Steven Kroon’s bands have always been an exciting prospect. Lately his music has resembled a kind of sonic teeter-tooter. In the one hand the group’ sound has been informed by a radiant sound that came aglow because of Bryan Carrott’s vibraphone and Tim Ries’ piano and on the other end of the tilt there has been the authoritative rumble of Steven Kroon’s thunderous percussion, softened sometimes by Mr. Kroon’s angular muffled slap on his congas and the soft caress on a cymbal, or by the subtle hues created by the brushes of Vince Cherico on the expanse of skins. This exquisite balance has been the hallmark of Mr. Kroon’s music and it has brought in many admirers for his loose elegance that has, nevertheless, boasted a gentle swagger that has given Mr. Kroon’s music a gentlemanly wallop. This in turn has set Steven Kroon apart as a percussionist as well as a musician. His recording On the #1 is no exception.
This working band has also helped craft a lasting sound for Steven Kroon so much so that it can almost be picked out of the crowded Latin-Jazz “market,” which includes a rather large roster of fine bands. The reason for this is Mr. Kroon’s distinctive style. Mr. Kroon has definitely listened carefully to Tito Puente—(who hasn’t)—with keen ears and shrewd preparation for his own career as a percussionist. To call Mr. Kroon a “percussionist” might be limiting the term. Like some of the great percussion musicians—including Mæstre Marçal, Airto Moreira and Paulinho Da Costa (all Brasilians, for some reason), and Angá—Steven Kroon, a Puerto Rican by background employs his battery of percussion as it were one very large instrument. Add to that the fact that his hands are enormous brushes and when he uses them it is as if he were dipping them into a bottomless palette of paint. So varied are the colours that what results from the elaborate swishes and slaps and thumps is a range of colours that gives the music an enriched tone, elaborate hues and marvelous timbre. In this regard, Mr. Kroon truly stands apart like the aforementioned musicians. And this is a beautiful, rare thing.

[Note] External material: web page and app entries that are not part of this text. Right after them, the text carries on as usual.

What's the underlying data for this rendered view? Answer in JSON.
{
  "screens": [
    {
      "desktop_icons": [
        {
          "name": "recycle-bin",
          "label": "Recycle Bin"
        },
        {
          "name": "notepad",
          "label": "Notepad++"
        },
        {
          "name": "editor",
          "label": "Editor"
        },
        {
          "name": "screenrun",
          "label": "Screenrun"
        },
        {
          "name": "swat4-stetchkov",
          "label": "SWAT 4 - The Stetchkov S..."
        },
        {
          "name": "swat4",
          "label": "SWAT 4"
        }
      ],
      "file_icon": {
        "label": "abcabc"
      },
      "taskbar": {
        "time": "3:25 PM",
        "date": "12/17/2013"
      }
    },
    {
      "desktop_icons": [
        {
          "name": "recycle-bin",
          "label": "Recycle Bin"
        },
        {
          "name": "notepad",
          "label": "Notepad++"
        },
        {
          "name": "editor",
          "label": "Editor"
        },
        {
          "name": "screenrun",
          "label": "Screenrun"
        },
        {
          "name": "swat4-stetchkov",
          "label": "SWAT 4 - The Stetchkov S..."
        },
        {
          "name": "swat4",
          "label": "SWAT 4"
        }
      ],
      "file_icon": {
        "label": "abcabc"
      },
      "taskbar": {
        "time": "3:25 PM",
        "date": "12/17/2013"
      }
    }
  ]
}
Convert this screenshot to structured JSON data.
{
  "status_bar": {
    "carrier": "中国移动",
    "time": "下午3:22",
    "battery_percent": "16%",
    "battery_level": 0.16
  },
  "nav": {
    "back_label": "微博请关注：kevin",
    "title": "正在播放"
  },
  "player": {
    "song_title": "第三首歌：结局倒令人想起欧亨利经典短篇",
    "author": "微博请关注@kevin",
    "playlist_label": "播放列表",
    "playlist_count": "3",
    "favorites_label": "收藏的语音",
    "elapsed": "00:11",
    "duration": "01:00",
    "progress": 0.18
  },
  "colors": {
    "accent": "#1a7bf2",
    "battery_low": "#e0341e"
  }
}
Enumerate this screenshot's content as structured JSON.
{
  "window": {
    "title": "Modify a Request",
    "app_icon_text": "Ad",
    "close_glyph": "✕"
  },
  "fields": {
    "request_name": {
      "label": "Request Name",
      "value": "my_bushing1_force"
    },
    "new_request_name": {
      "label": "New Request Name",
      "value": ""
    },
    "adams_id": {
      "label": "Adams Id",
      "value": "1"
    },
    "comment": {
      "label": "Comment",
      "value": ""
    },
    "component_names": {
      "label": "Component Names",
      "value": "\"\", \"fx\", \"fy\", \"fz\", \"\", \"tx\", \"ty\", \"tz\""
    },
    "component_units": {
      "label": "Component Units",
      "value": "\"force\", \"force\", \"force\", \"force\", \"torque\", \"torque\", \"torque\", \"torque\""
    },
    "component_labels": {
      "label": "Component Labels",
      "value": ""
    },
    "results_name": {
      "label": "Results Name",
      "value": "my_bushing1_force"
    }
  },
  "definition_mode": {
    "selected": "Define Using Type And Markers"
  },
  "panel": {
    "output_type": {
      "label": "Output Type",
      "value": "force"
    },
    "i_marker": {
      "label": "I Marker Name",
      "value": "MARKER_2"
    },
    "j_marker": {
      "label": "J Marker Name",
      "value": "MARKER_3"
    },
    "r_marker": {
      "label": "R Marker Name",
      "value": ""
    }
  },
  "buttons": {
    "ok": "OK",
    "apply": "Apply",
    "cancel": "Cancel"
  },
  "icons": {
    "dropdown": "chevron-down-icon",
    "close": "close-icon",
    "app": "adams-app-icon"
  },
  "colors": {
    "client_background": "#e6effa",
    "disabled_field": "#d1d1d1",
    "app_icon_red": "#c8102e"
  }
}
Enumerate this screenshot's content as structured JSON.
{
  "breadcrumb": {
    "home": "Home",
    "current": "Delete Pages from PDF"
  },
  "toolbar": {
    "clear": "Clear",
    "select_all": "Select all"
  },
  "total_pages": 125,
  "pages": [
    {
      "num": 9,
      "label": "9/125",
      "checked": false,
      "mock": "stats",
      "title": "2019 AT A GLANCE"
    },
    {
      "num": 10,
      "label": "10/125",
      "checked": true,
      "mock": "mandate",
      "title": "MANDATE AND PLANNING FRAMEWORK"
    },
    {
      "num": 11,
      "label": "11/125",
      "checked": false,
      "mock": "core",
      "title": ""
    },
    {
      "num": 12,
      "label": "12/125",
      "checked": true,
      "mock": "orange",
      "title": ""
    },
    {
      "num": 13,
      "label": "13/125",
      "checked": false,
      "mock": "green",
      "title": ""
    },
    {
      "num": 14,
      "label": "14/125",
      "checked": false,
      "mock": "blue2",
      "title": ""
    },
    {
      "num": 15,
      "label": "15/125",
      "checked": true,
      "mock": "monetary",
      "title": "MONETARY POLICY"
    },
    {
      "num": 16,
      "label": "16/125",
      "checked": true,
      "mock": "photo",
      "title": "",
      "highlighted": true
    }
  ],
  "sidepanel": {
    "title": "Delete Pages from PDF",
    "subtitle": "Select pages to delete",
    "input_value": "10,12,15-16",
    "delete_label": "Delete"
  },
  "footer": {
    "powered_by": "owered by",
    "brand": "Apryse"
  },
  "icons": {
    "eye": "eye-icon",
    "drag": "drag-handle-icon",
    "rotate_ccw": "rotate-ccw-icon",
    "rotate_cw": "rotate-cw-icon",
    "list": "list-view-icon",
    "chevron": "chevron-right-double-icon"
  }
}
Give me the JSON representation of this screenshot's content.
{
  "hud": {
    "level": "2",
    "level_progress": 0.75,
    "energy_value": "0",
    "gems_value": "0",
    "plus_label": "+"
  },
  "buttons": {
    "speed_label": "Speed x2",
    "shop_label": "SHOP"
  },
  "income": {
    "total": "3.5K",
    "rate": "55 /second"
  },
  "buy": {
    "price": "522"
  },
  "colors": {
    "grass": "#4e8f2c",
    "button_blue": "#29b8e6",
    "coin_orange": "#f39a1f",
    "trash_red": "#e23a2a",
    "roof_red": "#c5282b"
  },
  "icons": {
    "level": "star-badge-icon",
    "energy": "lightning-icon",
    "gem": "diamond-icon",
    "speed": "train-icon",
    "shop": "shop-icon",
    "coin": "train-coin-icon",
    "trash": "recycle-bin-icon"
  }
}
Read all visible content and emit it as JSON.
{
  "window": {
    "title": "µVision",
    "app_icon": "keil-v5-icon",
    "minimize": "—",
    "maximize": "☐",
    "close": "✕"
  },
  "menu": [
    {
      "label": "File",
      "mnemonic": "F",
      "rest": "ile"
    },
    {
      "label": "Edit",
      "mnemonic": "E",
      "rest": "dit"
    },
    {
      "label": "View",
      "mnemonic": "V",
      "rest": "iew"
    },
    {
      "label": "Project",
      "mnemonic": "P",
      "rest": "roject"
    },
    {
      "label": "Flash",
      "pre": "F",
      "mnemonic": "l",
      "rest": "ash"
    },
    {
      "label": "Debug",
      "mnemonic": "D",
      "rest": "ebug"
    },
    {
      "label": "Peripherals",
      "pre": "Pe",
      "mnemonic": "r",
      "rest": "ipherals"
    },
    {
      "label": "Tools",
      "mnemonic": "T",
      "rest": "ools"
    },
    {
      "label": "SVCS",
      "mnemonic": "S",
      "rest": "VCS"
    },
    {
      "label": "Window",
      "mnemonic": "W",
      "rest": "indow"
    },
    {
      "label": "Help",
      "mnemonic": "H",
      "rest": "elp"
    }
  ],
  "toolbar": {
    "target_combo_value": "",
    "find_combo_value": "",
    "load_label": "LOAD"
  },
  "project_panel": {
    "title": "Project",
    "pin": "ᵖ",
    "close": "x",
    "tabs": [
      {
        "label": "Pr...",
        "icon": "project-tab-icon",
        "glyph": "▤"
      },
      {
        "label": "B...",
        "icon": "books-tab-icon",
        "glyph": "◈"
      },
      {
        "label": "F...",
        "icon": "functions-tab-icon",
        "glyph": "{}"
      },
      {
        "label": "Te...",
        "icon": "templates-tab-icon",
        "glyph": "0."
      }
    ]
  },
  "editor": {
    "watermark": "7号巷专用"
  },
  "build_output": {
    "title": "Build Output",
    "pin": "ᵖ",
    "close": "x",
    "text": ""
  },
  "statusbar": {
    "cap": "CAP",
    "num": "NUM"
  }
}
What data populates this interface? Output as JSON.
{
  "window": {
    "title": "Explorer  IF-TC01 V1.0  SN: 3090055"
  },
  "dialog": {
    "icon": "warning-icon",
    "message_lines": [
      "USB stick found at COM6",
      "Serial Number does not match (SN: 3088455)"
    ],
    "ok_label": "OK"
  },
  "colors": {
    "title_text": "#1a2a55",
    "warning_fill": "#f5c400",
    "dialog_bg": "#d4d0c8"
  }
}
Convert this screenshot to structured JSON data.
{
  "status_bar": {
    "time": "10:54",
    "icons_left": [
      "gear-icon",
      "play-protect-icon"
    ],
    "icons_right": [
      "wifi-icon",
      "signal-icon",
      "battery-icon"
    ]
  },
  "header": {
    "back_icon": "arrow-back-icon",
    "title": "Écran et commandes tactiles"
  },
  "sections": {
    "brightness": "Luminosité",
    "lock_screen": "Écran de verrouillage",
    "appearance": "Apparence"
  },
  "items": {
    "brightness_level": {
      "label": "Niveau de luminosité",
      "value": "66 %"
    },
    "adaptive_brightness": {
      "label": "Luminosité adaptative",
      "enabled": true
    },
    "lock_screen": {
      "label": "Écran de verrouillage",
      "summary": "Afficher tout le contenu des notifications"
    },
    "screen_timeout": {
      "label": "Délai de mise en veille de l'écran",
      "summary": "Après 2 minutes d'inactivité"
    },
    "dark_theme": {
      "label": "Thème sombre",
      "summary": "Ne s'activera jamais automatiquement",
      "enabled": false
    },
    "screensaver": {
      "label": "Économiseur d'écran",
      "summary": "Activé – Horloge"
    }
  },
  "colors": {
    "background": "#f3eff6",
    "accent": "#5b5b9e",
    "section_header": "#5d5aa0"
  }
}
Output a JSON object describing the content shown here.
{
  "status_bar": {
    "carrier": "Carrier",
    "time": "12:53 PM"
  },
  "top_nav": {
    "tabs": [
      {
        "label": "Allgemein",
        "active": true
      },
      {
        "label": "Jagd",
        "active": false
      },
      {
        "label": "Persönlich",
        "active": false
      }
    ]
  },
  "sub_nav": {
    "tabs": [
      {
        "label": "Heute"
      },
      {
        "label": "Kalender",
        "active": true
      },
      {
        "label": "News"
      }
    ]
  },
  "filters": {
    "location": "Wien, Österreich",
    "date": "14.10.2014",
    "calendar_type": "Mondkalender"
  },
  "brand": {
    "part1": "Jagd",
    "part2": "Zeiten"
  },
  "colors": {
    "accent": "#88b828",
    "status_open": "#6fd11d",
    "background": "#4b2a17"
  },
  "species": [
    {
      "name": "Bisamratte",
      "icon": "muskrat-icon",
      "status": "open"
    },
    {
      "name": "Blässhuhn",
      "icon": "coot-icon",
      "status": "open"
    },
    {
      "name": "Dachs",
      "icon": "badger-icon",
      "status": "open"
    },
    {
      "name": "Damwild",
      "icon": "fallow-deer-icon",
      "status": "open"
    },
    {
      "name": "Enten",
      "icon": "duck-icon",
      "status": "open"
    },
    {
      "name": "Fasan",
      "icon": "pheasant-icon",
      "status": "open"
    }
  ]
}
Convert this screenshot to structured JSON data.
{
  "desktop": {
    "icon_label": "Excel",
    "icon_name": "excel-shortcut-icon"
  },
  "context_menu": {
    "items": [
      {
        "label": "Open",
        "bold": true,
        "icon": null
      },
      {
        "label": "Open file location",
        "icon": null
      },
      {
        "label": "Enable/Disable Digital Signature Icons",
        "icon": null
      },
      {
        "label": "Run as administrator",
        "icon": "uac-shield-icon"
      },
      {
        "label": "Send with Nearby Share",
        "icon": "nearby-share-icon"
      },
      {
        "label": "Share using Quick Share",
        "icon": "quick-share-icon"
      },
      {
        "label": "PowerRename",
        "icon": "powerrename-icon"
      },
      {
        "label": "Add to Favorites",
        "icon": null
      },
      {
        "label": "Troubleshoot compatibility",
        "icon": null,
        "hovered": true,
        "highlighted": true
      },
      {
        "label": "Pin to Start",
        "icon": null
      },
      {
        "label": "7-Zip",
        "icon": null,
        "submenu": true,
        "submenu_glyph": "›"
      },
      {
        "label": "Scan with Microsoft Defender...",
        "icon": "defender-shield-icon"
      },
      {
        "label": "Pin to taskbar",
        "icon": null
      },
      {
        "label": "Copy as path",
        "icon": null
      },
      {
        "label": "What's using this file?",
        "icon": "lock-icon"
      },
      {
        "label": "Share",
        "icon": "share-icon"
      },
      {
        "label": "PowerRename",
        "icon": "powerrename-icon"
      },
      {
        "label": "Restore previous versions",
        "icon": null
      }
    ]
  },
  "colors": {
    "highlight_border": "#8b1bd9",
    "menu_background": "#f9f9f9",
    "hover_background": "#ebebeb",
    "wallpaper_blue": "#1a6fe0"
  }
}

On this record, Mr. Kroon is responsible for some fine arrangements, along with three extraordinary musicians: Oscar Hernandez and Marty Sheller and the Nicaraguan American pianist, Donald Vega, a superb samba entitled “Dust Till Dawn.” The charts have all been composed by the musicians themselves and are fine charts indeed. There is a wonderful arrangement—this one by pianist Igor Atalita—entitled “As Time Goes By,” a standard that has been reshaped with a fine sense of style and colour. In fact the pianist has reworked, or arranged three of the charts and they are all stand-out charts by any stretch of imagination. The languid beauty of pianist George Cables’ chart “Phantom of the Island” is another reason why this album is rather memorable. However, the best reason to cherish this album is Steven Kroon’s mastery of percussion and his handling of this supremely talented ensemble. Long may they play.
Track List: On The One; Roots; I Know You Do; Phantom of the Island; As Time Goes By; Dust Till Dawn; Where There is Love; Camel Rise; Touch.
Personnel: Steven Kroon: percussion: Rubén Rodriguez: basses; Igor Atalita: piano; Tim Ries: saxophones; Craig Rivers: flute (1 – 4, 6 – 9); Bryan Carrott: vibraphone; Vince Cherico: drums; Camilo Molina: guïro (4); James Shipp: pandeiro (6).
About Steven Kroon
Steve Kroon was born in Spanish Harlem to parents who had moved to New York City from their native Puerto Rico. His surname comes from his grandfather, who immigrated toLa Isla Encantada from the Dutch-speaking Caribbean island of Curaçao. At the age of nine, the family moved to Queens, where the youngster’s interest in music was further sparked by the presence of many noted jazz and R&B musicians. “In my neighborhood,” he recalls today, “I had Eddie “Lockjaw” Davis as a neighbor, and Lester Young was four blocks away. James Brown also lived in the area. But I came with all of my Latin roots, thanks to my father. I was fortunate in being able to hear the whole spectrum of music.” Read more…